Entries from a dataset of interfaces
◆ ◆ ◆ ◆ ◆

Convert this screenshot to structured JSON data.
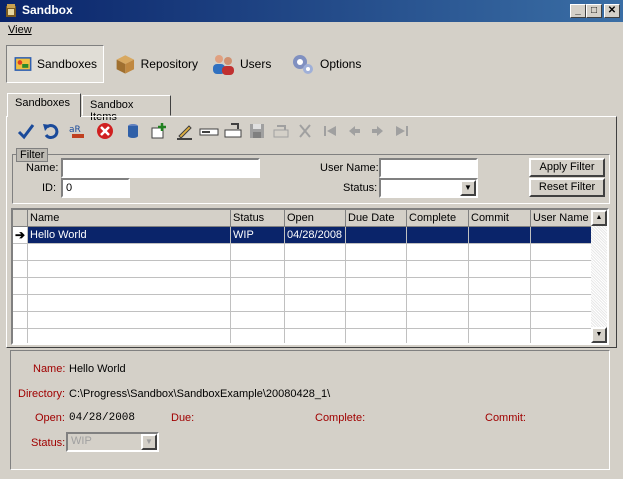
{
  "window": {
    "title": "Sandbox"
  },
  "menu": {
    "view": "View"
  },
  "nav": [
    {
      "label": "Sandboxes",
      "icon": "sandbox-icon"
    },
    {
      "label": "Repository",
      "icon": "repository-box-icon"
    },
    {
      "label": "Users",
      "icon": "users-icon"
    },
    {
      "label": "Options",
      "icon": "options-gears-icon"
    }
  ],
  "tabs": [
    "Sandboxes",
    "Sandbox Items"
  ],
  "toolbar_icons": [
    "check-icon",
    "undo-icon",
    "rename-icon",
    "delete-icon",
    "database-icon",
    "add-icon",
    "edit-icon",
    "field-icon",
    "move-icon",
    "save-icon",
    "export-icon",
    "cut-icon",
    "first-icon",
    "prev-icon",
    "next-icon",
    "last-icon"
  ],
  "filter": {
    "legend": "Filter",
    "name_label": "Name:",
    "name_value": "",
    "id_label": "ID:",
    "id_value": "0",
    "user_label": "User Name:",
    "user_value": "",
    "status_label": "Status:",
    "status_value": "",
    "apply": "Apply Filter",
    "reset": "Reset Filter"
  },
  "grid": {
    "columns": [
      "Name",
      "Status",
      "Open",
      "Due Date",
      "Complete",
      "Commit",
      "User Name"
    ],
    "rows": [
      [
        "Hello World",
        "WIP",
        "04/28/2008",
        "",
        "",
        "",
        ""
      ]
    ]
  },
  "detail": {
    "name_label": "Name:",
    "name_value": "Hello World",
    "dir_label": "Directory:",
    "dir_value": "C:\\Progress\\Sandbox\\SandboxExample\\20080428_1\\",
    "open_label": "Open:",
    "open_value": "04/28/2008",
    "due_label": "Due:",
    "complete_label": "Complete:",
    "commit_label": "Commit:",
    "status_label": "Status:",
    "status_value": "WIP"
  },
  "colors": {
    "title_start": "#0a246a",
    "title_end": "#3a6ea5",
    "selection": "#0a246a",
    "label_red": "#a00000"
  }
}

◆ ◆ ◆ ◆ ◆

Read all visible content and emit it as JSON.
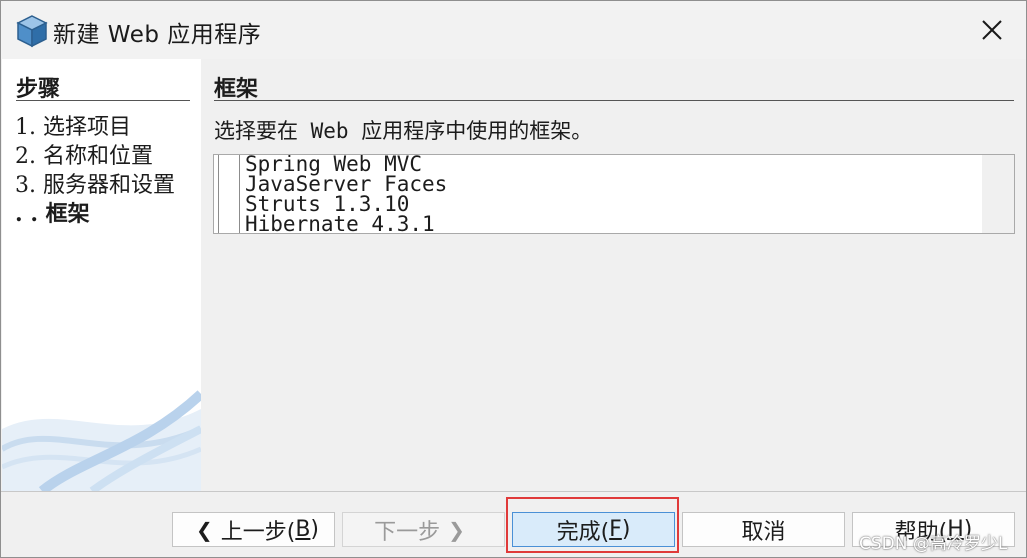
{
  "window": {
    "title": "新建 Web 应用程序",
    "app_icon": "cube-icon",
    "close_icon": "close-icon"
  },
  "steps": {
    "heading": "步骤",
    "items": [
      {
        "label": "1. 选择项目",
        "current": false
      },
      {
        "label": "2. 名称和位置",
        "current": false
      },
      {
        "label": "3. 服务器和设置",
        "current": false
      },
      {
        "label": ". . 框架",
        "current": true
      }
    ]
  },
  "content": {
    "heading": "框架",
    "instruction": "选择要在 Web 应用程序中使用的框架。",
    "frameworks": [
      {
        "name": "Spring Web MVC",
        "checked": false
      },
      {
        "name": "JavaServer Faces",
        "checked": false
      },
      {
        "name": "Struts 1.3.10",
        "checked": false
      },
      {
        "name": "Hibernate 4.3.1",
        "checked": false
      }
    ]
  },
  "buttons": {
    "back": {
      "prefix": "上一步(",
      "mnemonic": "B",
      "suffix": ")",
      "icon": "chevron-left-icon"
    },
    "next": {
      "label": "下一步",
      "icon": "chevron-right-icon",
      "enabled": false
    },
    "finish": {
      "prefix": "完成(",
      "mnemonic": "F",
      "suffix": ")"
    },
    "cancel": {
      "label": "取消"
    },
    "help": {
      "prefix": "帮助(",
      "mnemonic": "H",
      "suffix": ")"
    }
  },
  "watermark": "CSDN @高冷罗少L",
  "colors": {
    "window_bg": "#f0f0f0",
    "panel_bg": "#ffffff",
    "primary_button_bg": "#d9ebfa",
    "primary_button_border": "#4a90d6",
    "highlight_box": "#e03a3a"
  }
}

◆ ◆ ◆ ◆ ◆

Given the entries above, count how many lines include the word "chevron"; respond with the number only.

Result of this task:
2